This book, as we are told in an autobiographical preface, was written in response to I.F. Stone, The Trial of Socrates, and Allan Bloom, The Closing of the American Mind, and their presentations of Socrates and Platonic philosophy especially in the Republic. The presiding figures in this study are Nietzsche and Foucault in philosophy, and in the discussion of Greek tragedy, F. Zeitlin and C. Segal. The plays discussed come from the major tragedians and are the predictable choices: Oresteia, Oedipus, Bacchae, the plays always read in the humanities or survey course offered to college freshmen. The book closes with a humorless analysis of Pynchon’s comic novel The Crying of Lot 49, which reads like a parody of modern literary criticism.
The author is limited in his command of the material by his lack of foreign languages. Unlike Stone and Bloom, he did not read the ancient works in the original languages. He relies on English translations of Nietzsche and Foucault, both writers whose works have been mistranslated and misrepresented in translation.
His discussions of the plays depend on scholarship in English of the last forty years (the few references to earlier work or work in foreign languages are clearly second-hand). But most troublesome of all, he hardly seems to have read the plays at all: mainly we hear of what other scholars have said about them. The book, with its constant and wearying name-dropping, often reads like an ordinary Ph.D. dissertation whose pages reveal more industria than ingenium.
The author is Professor of Politics and the History of Consciousness at the University of California, Santa Cruz.
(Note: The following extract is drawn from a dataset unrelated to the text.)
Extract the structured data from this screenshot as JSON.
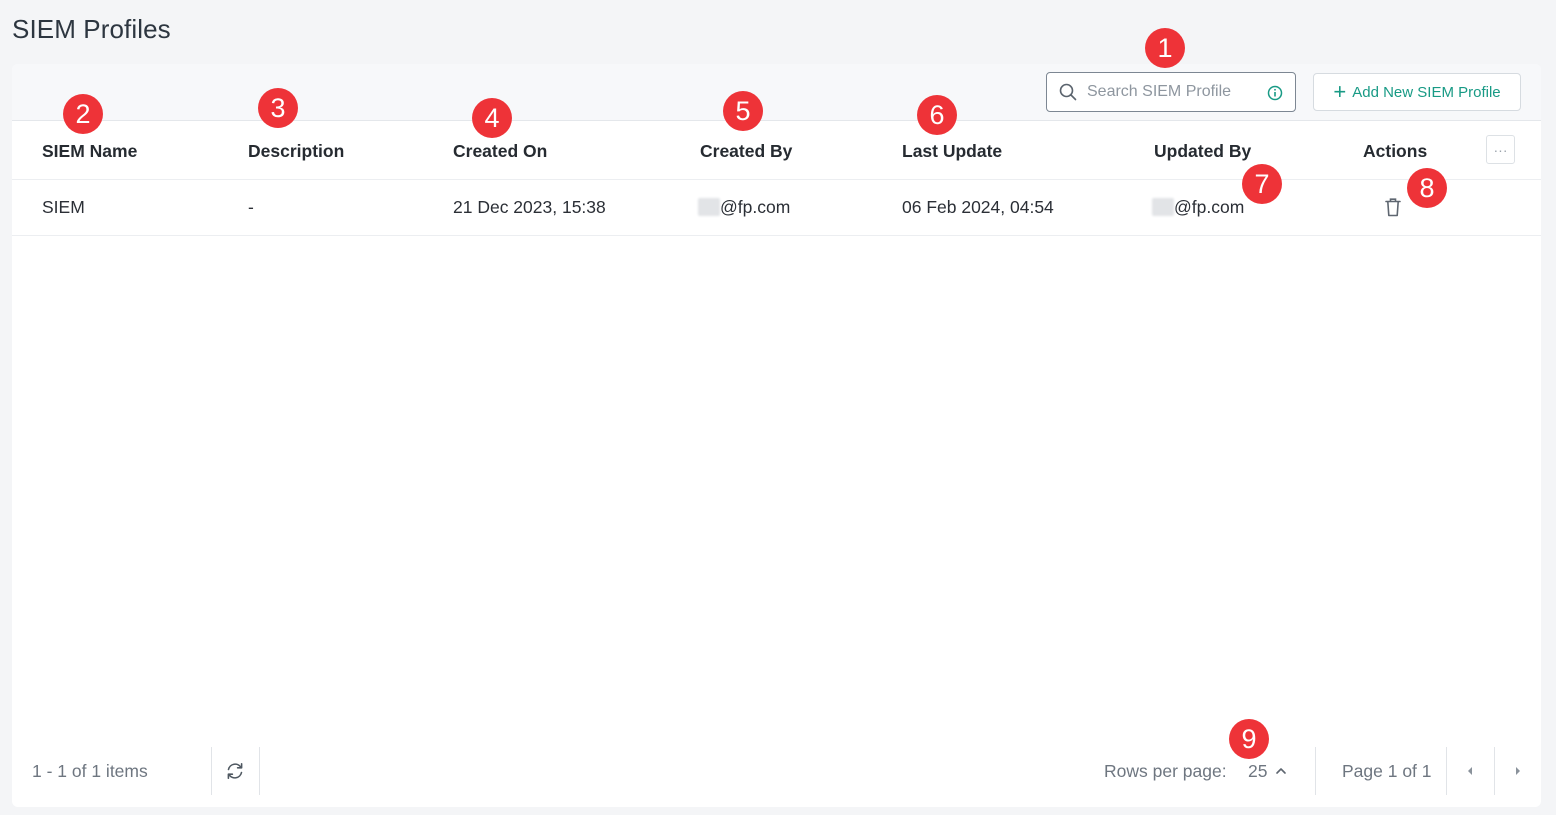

Caveat lector: if the reader is the kind of individual who likes modern mega-think, this book will be welcome; if not, not.